A couple years ago I settled on discouraging customers from buying books directly from my site by doing away with a discount. This means that buying direct from me is the most expensive way to get my books, compared with special ordering through a bookstore or buying from Amazon with free shipping. Admittedly, the main reason I did this was that customer service was getting to be a hassle. Once you start shipping a couple books a day, you get pretty regular stream of "where's my book" e-mails from customers if you use Media Mail. By dropping the 20% discount, I reduced my direct mail order business by at least 70%, probably more if you take into account the growth in my web traffic since then.
On the other side of the equation, I saw some growth in Amazon ordering, and Barnes and Noble started stocking my most popular title in selected stores due to walk-in demand. The question is, did that sales growth offset the lost direct sales? I can't make a direct computation for various reasons but my gut feeling is it didn't. Since the move was motivated by the desire to cut back on customer service and not to increase sales, I can't call it a failure.
Losing some customers who visit a bookstore and don't find a book in stock or who don't feel like buying two books on Amazon for free shipping that day is just part of a changed business model. What does get under my skin is seeing visitors follow the link for my publishing book to Amazon and buy competing publishing titles without buying mine. I don't think it's a judgment on my book which has pretty good reviews, though the PowerPoint cover may be a turn off for some. I think it's just the hazard of sending a shopper off browsing, so that after a casual click or two, they forget who sent them. The consolation prize is that I probably earn about a dollar per sale in Amazon commission on those books.

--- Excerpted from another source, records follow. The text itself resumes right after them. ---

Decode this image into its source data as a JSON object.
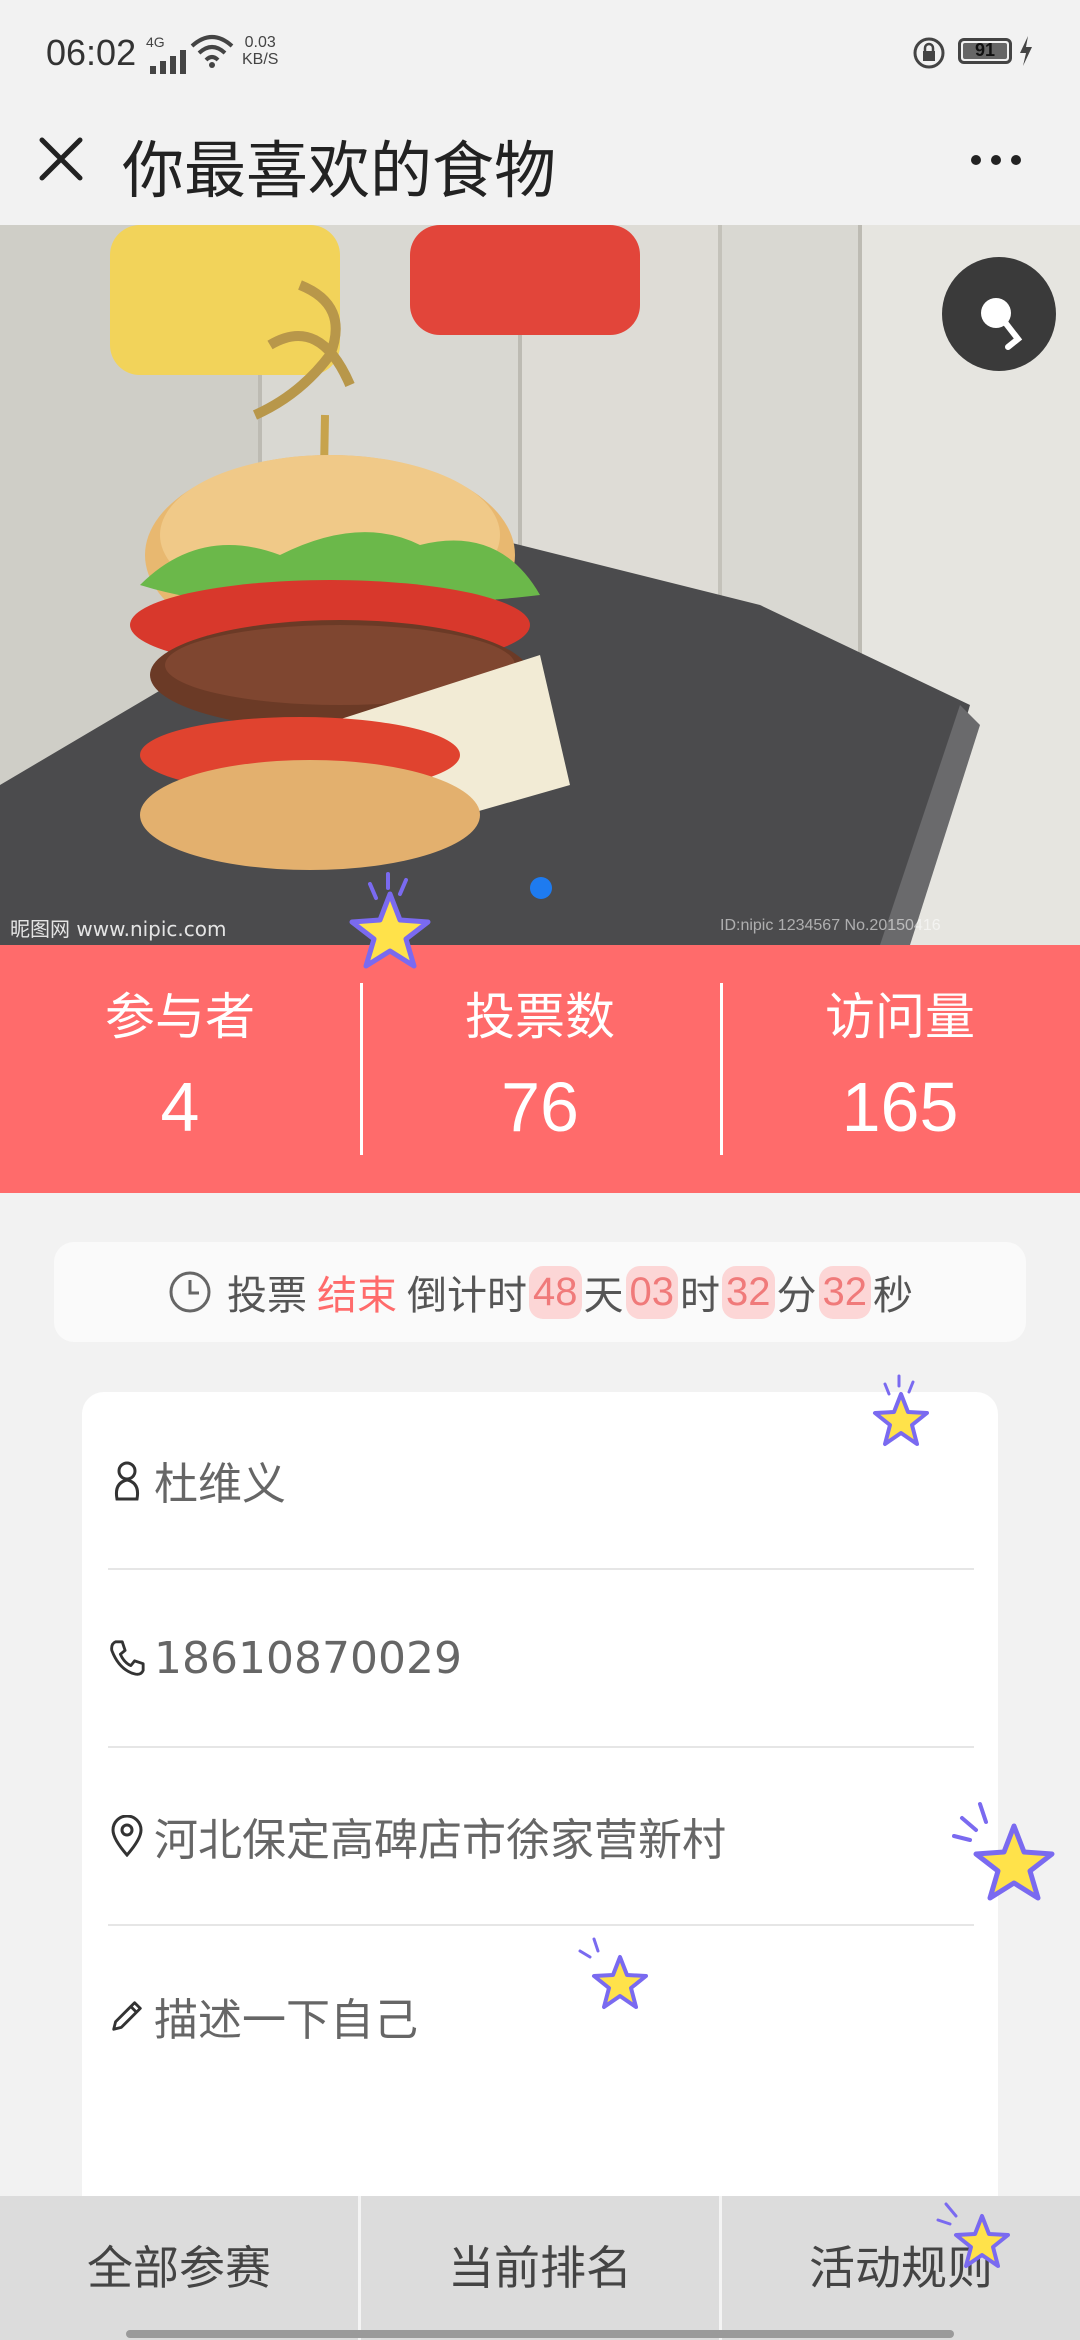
{
  "status_bar": {
    "time": "06:02",
    "network_type": "4G",
    "net_speed_value": "0.03",
    "net_speed_unit": "KB/S",
    "battery": "91"
  },
  "nav": {
    "title": "你最喜欢的食物"
  },
  "banner": {
    "watermark": "昵图网 www.nipic.com",
    "active_slide": 1,
    "slide_count": 1
  },
  "stats": [
    {
      "label": "参与者",
      "value": "4"
    },
    {
      "label": "投票数",
      "value": "76"
    },
    {
      "label": "访问量",
      "value": "165"
    }
  ],
  "countdown": {
    "prefix": "投票",
    "status": "结束",
    "mid": "倒计时",
    "days": "48",
    "days_unit": "天",
    "hours": "03",
    "hours_unit": "时",
    "minutes": "32",
    "minutes_unit": "分",
    "seconds": "32",
    "seconds_unit": "秒"
  },
  "form": {
    "name": "杜维义",
    "phone": "18610870029",
    "address": "河北保定高碑店市徐家营新村",
    "description_placeholder": "描述一下自己"
  },
  "tabbar": {
    "all": "全部参赛",
    "ranking": "当前排名",
    "rules": "活动规则"
  },
  "colors": {
    "accent": "#ff6b6b",
    "countdown_chip": "#fcd6d6",
    "dot_active": "#1e7bf0"
  }
}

So why don't I set up an Amazon A-Store with nothing but my titles, or fool around with Amazon web services to have people add directly to their shopping cart on my site? The truth is, I've made a couple half-hearted efforts with these things but I just don't find it that interesting. But if I was managing the retailing for another publisher, I'd force myself, so do as I say and not as I do.